» **WHAT THE EXERCISE ASKS**: Your answer should be a single number: the count of lines in the entries below that contain "JSON".

» **LISTED RECORDS**:

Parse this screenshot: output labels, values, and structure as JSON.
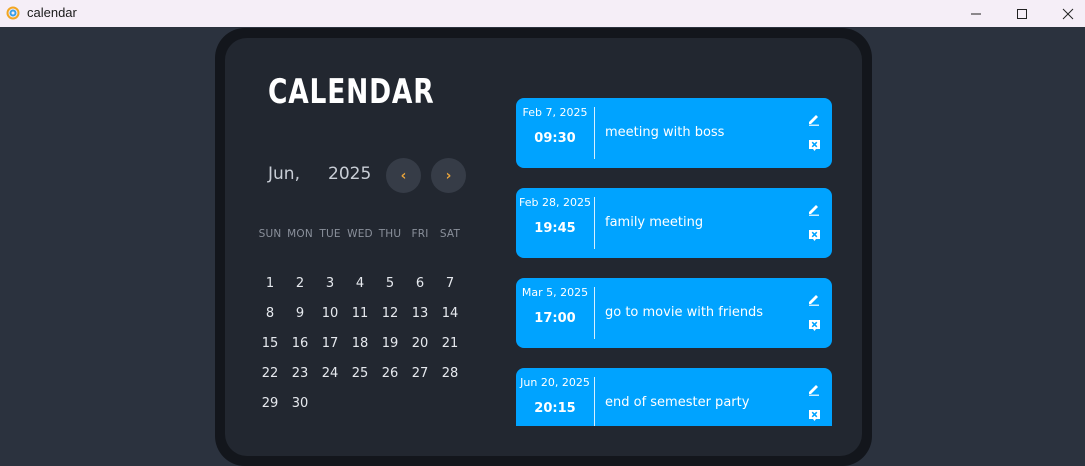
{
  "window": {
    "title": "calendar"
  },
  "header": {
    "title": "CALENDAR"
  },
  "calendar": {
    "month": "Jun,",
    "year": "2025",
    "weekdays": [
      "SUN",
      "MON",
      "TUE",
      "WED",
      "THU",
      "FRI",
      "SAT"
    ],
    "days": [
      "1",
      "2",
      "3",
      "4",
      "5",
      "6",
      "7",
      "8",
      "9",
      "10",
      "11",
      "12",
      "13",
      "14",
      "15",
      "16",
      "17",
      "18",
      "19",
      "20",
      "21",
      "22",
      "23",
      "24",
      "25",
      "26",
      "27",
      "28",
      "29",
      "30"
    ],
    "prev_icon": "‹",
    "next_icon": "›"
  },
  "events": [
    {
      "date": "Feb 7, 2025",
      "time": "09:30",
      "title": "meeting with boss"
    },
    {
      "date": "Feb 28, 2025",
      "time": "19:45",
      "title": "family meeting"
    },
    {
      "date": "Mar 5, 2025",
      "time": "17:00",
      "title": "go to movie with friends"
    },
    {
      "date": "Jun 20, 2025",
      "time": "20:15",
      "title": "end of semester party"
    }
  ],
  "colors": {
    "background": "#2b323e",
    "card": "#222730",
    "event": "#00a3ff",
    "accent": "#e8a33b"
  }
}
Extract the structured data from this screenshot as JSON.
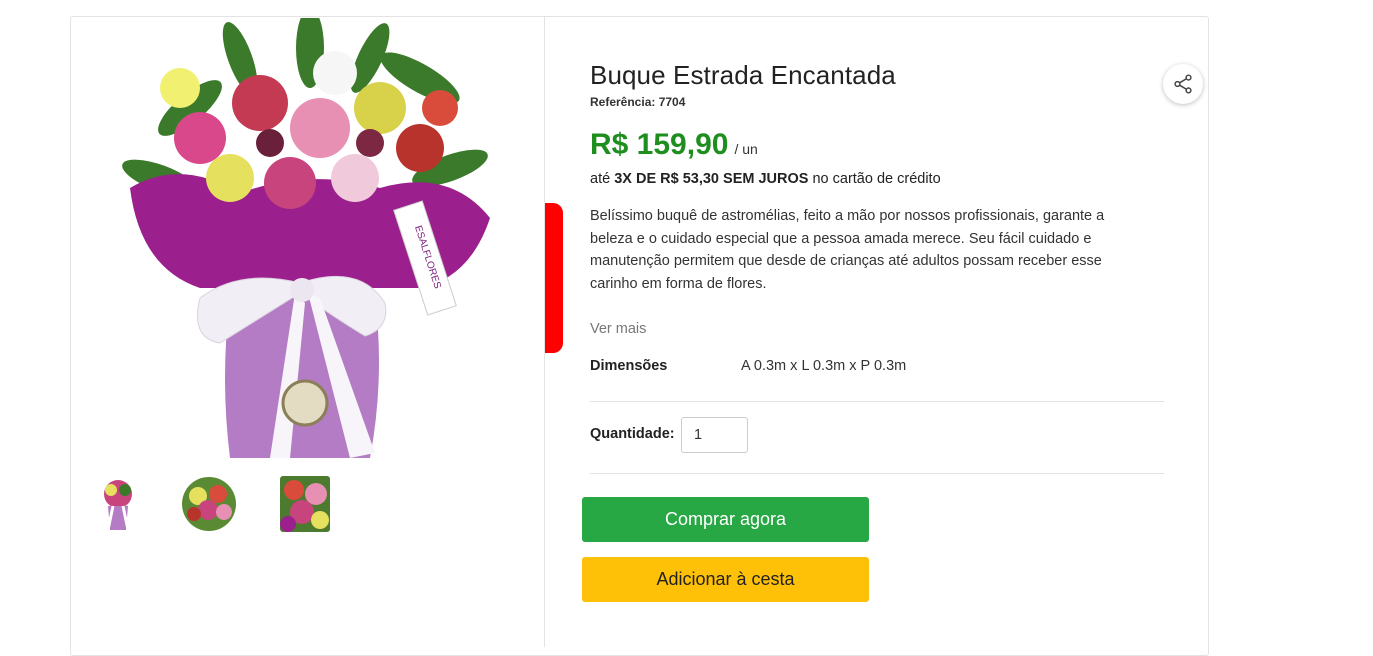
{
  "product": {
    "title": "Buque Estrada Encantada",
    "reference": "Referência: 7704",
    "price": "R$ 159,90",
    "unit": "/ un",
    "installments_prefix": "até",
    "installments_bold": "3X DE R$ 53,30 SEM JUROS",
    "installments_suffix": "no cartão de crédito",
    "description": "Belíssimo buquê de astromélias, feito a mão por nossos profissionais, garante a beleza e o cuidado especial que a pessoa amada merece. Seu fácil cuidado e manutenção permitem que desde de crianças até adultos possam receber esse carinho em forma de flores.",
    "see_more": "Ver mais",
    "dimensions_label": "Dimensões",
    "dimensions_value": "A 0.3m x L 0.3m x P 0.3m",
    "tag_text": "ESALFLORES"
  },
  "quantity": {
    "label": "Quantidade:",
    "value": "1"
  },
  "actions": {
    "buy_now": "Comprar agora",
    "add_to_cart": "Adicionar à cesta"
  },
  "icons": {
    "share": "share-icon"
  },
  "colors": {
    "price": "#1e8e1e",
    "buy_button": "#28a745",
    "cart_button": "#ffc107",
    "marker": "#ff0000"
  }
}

» **TASK ANSWER**: 2